Ratios are some of the most important mathematical relationships used in the real world. Grocery shopping, cooking and getting from place to place are three of the most common real-life situations in which ratios are not only prevalent but essential to correct, cost-effective performance. Relationships such as the "golden ratio" are also extremely important in biology.
When going shopping, children often look at the prices of various groceries. A parent can easily explain ratios to her child using two different boxes of cereal. For example, if a 10-ounce box of cereal costs $3 and a 20-ounce box of cereal costs $5, the 20 ounce box is the better value because each ounce of cereal is cheaper. This relationship is produced by dividing the number of ounces of cereal by the price. For the smaller box of cereal, each ounce costs 30 cents; for the larger box of cereal, each ounce of cereal costs 25 cents.
Ratios of various ingredients in recipes are essential to cooking the most delicious meals. An example of this is Daisy Martinez's arroz con pollo recipe posted on the Food Network website. To create an achiote oil, Martinez suggests that 1 cup of olive oil to 2 tablespoons of achiote, or orange seeds, is required to achieve the best taste. This can be taught to children as a 1 cup to 2 tablespoons ratio.
Driving to Vacation
Children love to ask "Are we there yet?" when parents take them on vacation. Ratios can be used to teach them how to answer that question for themselves. For example, while taking a road trip from New York City to Philadelphia, approximately 90 miles of driving is required. Assuming that the car is traveling at 60 miles per hour, convert the hour to 60 minutes. Then divide 90 miles by 60 minutes to demonstrate that the family will get to Philadelphia in one and a half hours.
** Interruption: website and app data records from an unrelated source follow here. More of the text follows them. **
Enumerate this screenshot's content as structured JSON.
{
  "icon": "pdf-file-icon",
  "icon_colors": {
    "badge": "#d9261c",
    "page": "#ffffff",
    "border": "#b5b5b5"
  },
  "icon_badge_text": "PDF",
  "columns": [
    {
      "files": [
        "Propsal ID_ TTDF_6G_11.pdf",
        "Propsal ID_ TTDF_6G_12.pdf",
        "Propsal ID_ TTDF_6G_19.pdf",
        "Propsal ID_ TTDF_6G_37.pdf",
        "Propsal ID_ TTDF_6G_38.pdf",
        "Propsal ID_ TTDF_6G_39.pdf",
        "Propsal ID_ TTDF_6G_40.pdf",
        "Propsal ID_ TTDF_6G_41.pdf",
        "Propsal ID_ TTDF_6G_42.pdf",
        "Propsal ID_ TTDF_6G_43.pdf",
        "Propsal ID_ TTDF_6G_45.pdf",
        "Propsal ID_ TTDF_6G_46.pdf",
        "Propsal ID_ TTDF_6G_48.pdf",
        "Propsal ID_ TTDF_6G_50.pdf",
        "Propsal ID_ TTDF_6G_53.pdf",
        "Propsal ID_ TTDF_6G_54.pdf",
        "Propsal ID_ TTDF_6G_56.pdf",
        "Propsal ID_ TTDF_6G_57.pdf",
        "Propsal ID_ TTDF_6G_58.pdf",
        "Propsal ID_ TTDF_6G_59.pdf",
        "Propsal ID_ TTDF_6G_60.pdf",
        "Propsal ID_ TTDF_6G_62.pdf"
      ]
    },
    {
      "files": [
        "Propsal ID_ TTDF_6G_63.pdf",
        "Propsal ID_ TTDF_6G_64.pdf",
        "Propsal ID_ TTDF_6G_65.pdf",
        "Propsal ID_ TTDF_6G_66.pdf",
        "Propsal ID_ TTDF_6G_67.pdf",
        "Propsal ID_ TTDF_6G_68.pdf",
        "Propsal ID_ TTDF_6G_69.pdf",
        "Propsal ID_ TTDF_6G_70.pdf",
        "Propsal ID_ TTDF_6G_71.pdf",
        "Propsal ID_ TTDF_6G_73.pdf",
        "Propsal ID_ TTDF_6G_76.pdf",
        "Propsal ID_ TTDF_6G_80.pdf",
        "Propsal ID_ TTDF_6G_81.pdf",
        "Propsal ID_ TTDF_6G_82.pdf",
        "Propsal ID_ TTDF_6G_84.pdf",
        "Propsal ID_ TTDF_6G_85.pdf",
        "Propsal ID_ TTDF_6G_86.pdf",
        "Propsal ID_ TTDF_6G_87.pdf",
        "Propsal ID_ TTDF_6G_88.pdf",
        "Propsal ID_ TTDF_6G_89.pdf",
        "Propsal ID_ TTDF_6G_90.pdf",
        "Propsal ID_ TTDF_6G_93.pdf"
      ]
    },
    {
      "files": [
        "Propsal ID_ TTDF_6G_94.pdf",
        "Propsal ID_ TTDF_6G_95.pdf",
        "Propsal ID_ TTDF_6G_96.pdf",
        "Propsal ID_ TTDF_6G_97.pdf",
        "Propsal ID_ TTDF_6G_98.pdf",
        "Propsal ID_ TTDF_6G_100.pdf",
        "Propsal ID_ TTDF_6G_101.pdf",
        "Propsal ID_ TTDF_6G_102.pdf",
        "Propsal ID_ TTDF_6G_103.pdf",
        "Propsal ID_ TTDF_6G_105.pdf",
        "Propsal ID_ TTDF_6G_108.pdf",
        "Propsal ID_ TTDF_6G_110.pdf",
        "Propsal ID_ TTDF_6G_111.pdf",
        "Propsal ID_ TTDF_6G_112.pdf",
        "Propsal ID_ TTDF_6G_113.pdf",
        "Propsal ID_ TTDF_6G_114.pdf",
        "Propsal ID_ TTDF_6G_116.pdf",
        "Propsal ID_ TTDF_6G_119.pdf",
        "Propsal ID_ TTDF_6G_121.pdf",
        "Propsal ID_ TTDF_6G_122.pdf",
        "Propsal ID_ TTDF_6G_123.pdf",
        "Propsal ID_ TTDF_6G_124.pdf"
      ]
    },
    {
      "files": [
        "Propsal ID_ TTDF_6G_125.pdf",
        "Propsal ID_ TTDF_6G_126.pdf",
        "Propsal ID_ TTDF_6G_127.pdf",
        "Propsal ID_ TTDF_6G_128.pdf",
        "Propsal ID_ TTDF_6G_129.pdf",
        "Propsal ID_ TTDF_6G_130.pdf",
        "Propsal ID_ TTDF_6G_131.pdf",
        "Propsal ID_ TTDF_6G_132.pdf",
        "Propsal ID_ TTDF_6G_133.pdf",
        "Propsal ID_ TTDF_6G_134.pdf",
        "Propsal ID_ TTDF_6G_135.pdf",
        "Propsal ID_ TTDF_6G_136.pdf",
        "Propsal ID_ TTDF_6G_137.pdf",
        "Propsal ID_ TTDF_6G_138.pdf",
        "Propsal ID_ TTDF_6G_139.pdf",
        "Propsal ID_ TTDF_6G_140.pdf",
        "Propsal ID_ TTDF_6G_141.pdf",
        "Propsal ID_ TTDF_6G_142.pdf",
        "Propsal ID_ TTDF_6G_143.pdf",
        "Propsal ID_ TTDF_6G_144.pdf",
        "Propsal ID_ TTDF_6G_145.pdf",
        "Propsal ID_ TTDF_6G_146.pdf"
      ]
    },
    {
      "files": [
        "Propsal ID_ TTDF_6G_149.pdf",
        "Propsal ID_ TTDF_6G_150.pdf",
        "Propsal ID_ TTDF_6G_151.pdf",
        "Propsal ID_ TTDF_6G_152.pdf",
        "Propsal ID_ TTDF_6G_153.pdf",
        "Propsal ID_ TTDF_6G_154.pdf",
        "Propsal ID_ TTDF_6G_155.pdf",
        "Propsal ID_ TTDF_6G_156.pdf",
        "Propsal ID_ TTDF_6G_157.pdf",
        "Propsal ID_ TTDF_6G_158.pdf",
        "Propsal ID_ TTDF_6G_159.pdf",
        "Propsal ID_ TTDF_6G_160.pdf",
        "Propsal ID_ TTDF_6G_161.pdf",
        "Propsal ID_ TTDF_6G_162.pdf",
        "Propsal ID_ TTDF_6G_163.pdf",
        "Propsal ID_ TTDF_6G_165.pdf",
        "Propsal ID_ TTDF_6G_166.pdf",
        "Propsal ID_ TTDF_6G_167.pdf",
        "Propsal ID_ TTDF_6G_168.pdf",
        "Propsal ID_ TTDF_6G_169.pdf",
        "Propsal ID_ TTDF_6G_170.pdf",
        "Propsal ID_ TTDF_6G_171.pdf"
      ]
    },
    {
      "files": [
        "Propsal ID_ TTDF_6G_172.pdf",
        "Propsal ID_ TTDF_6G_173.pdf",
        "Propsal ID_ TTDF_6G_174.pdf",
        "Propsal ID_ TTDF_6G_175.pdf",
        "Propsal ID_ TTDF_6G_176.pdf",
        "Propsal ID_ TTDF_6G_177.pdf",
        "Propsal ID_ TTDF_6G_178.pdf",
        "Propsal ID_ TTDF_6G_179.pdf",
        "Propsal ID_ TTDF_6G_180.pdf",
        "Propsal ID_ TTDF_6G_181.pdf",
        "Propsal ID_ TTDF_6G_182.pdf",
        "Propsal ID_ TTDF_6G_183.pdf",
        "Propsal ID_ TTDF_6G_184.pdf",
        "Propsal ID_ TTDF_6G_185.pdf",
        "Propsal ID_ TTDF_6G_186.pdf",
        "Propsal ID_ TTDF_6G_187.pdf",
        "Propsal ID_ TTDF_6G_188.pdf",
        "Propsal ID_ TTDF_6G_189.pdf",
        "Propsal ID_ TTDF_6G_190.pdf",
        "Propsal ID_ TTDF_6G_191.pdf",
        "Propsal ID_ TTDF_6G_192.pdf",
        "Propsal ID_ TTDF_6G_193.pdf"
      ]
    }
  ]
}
Two special ratios consistently seen in real life are pi (3.14) and phi (1.618). Pi is the relationship between the circumference of a circle and its diameter. In the real world, pi can be used to calculate the circumference of a circular swimming pool, provided you know the diameter or radius. Phi, which is also called the golden ratio, was originally determined by Euclid to calculate line segments and relationships between shapes; it is often seen in biological relationships. For example, the length of a person's forearm divided by the length of the same person's hand results in a number close to 1.618, or phi.